After 1900 the American public lost interest in its new colonies, but the United States continued to expand its power in essentially imperialist ways. This was true principally in the Caribbean region, where the creation of formal and informal protectorates characterized American foreign policy in the period after the Spanish-American War. The war had spurred interest in the building of an isthmian canal, which was to be built as a national project; and following Panama's secession from Colombia in 1903, the project became a reality. The great strategic importance of the Panama Canal, thereafter joined with the considerable American stake in Cuba and its direct sovereignty over Puerto Rico, drew the nation further into Caribbean affairs.
Still fearful of European intervention and solicitous of the growing American economic interest in the area, policymakers in Washington viewed the chronic political instability of the Caribbean and Central American nations as an invitation to foreign penetration and an obstacle to local development. The Roosevelt Corollary to the Monroe Doctrine, enunciated by President Theodore Roosevelt in 1904, claimed for the United States an "international police power," which entailed a general right to intervene and keep order in the Western Hemisphere. Not only Roosevelt but his successors, William Howard Taft and Woodrow Wilson, steadily expanded American hegemony in the Caribbean. By World War I, Cuba, Panama, the Dominican Republic, Haiti, and Nicaragua were in some kind of protectorate status, while Puerto Rico remained an outright colony.

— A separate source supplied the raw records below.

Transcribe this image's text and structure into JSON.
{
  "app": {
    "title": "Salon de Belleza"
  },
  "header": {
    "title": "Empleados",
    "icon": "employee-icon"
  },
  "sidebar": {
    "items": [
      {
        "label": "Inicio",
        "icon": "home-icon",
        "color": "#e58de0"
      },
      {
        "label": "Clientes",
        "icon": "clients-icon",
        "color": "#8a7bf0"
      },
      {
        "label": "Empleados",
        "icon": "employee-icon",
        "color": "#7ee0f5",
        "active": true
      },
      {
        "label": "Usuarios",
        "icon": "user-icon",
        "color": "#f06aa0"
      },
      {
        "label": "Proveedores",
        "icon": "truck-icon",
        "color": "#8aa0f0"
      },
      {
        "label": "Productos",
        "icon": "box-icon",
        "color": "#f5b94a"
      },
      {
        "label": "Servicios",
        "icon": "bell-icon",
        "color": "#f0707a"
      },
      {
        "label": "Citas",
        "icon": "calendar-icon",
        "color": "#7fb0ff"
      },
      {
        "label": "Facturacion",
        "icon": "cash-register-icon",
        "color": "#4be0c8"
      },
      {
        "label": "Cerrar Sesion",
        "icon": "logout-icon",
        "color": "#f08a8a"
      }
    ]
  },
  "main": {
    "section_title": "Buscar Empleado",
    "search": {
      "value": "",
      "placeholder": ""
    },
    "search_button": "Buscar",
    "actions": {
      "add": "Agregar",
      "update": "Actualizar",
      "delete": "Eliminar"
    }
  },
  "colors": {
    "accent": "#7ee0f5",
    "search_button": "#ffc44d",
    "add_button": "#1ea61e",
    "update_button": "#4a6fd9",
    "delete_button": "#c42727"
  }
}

Actual military interventions occurred in Cuba (1906–1909), Haiti (1915–1934), the Dominican Republic (1916–1924), Nicaragua (1912, 1927–1933), and Panama (intermittently and on a lesser scale).

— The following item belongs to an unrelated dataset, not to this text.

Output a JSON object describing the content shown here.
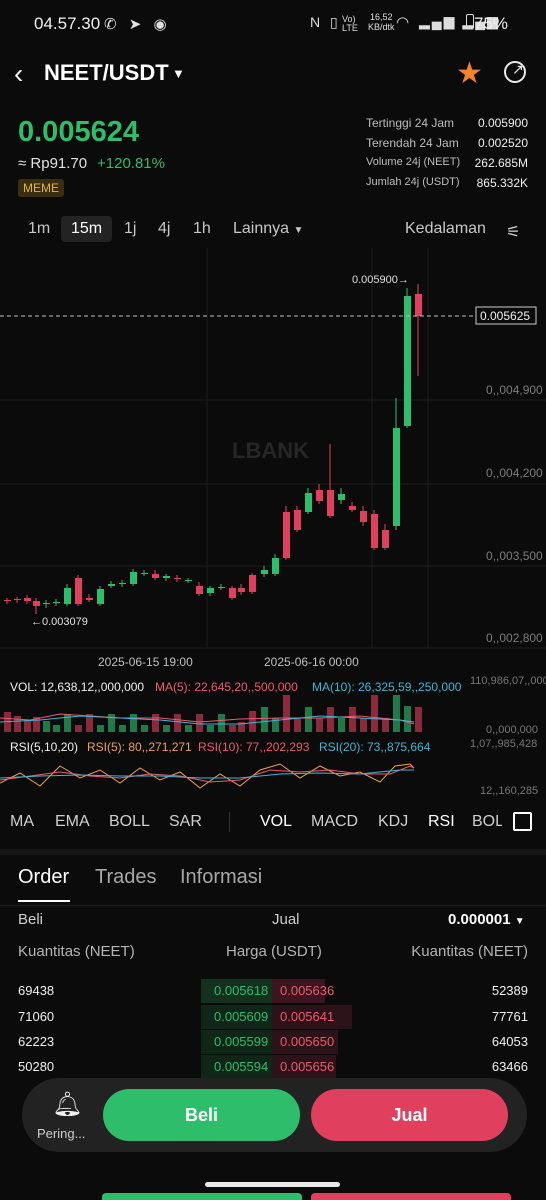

Besides the use of special treaty relationships and military force, the United States attempted to maintain a "monopoly of lending," under which Caribbean governments would borrow money only in the United States; it also established customs receiverships in several countries, which effectively placed their government revenues under control of the United States. Meanwhile, private enterprise had permeated the region with American investment and business activity, while the one-crop economies of the Caribbean nations made them heavily dependent upon the American market. Thus, the nominally sovereign states of the Caribbean area were subject to American controls, both formal and informal, which made their real status essentially colonial.
After 1898, the United States was also active in the Far East, but its impact was weaker there than in the Caribbean. Faced with a huge and populous China, and competing with most of the other major world powers, American policymakers could not aspire to regional dominance or military solutions. The "dollar diplomacy" of the William Howard Taft administration (1909–1913) attempted to foster American investment in China and to create international financial arrangements, which would impose a Caribbean-style "monopoly of lending" upon the government of China. This attempt to mobilize American economic strength as a diplomatic tool accomplished little in the Far East, however, on account of both the difficulties of the situation itself and the limited interest of the nation's business and financial leaders. The earlier Open Door policy of 1899–1900, therefore, remained the principal basis of policy. It represented little more than an attempt to obtain a general agreement to preserve the existing treaty system of shared control in China, and thus equality of economic opportunity in China for the United States. The policy was not very effective, and the Chinese market never came near to meeting the inflated expectations of the West. In general, the limited objectives and relative ineffectiveness of American activities in the Far East fell well short of real imperialism in this period, although the United States was long a party to the treaty system by which the Western powers jointly had imposed a limited protectorate upon China.